* _TASK REQUIREMENTS_:
For this exercise, repeat the records below exactly and omit every picture.

Records from a collection:
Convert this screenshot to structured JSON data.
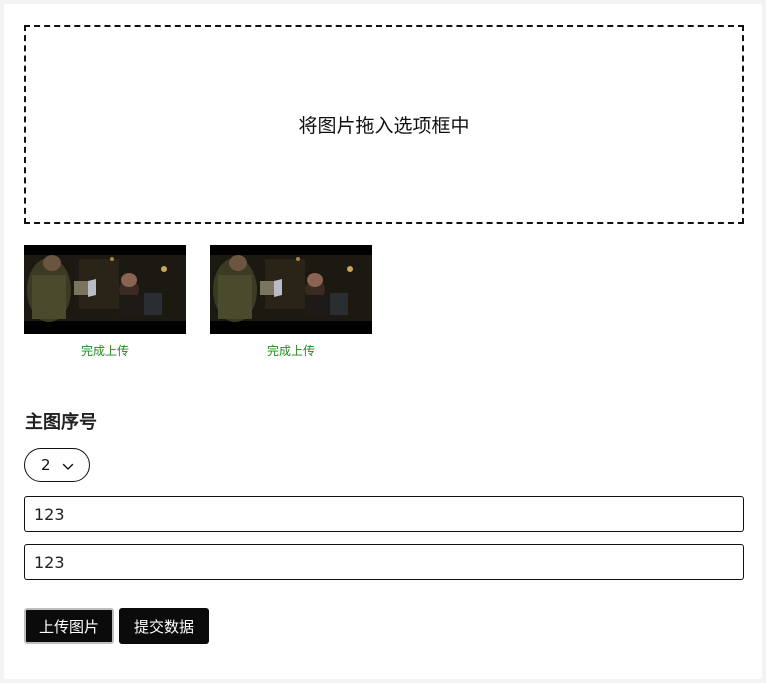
{
  "dropzone": {
    "text": "将图片拖入选项框中"
  },
  "thumbnails": [
    {
      "status": "完成上传"
    },
    {
      "status": "完成上传"
    }
  ],
  "main_image": {
    "title": "主图序号",
    "selected": "2"
  },
  "inputs": [
    {
      "value": "123"
    },
    {
      "value": "123"
    }
  ],
  "buttons": {
    "upload_label": "上传图片",
    "submit_label": "提交数据"
  },
  "colors": {
    "status_green": "#1f8a1f",
    "button_bg": "#0b0b0b"
  }
}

* _TASK SOLUTION_:
Convert this screenshot to structured JSON data.
{
  "dropzone": {
    "text": "将图片拖入选项框中"
  },
  "thumbnails": [
    {
      "status": "完成上传"
    },
    {
      "status": "完成上传"
    }
  ],
  "main_image": {
    "title": "主图序号",
    "selected": "2"
  },
  "inputs": [
    {
      "value": "123"
    },
    {
      "value": "123"
    }
  ],
  "buttons": {
    "upload_label": "上传图片",
    "submit_label": "提交数据"
  },
  "colors": {
    "status_green": "#1f8a1f",
    "button_bg": "#0b0b0b"
  }
}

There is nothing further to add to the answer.